Work to be completed :: Pull every line containing "icon" from the listing.

Input material ::
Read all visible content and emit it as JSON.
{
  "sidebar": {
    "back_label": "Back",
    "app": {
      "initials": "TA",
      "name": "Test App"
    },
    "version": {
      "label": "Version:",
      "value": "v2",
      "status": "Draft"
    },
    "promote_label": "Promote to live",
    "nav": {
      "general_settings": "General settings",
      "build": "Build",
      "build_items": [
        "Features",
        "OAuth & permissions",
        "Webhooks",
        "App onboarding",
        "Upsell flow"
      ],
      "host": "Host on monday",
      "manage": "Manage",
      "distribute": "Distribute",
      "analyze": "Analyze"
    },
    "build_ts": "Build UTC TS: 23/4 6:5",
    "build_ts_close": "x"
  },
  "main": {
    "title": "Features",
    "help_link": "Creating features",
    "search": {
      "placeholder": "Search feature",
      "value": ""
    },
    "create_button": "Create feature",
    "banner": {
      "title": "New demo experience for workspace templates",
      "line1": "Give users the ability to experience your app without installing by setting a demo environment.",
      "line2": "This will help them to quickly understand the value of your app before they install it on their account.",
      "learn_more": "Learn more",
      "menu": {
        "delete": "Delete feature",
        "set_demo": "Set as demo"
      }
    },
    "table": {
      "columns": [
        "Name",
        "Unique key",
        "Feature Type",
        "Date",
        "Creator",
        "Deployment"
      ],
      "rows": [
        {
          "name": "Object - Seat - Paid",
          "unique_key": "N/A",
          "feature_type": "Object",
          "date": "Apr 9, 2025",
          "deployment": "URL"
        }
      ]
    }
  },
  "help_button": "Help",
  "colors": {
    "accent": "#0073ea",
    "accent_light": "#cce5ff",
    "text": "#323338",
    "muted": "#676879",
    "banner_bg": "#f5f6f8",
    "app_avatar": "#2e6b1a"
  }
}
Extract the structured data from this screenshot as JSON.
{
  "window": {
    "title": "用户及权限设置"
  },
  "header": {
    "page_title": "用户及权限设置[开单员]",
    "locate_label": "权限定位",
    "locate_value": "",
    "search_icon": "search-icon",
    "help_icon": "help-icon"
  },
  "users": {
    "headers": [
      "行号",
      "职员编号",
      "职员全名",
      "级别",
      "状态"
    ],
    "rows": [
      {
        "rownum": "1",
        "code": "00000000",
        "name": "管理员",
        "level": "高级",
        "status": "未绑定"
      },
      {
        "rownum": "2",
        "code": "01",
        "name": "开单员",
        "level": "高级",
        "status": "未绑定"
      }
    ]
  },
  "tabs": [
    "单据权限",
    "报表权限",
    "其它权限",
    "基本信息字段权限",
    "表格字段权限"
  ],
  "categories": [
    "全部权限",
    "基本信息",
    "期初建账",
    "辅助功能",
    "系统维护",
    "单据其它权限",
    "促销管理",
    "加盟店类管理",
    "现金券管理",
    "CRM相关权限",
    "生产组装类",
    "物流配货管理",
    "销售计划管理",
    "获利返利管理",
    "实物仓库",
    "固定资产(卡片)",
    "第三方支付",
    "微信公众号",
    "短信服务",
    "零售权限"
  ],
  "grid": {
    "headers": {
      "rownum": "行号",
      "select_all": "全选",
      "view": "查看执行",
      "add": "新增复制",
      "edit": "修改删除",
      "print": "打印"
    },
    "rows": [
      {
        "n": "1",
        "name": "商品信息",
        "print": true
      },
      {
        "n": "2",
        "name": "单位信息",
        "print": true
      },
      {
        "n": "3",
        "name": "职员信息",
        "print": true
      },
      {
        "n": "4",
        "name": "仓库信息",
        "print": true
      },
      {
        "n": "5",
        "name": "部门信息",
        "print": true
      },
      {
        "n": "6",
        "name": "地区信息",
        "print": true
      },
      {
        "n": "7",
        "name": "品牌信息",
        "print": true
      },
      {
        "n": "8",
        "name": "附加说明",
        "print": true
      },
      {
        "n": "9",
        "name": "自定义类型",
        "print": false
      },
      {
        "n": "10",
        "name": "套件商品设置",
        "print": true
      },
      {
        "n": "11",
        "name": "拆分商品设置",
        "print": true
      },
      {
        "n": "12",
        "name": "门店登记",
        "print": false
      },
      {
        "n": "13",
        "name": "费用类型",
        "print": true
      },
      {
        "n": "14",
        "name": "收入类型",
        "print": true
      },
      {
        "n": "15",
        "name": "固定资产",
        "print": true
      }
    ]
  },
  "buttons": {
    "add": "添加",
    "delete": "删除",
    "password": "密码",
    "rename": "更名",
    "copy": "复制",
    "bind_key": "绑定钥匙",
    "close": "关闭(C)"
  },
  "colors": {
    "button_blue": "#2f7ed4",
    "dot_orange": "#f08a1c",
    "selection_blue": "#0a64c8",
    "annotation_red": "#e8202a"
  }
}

Written response ::
    "search_icon": "search-icon",
    "help_icon": "help-icon"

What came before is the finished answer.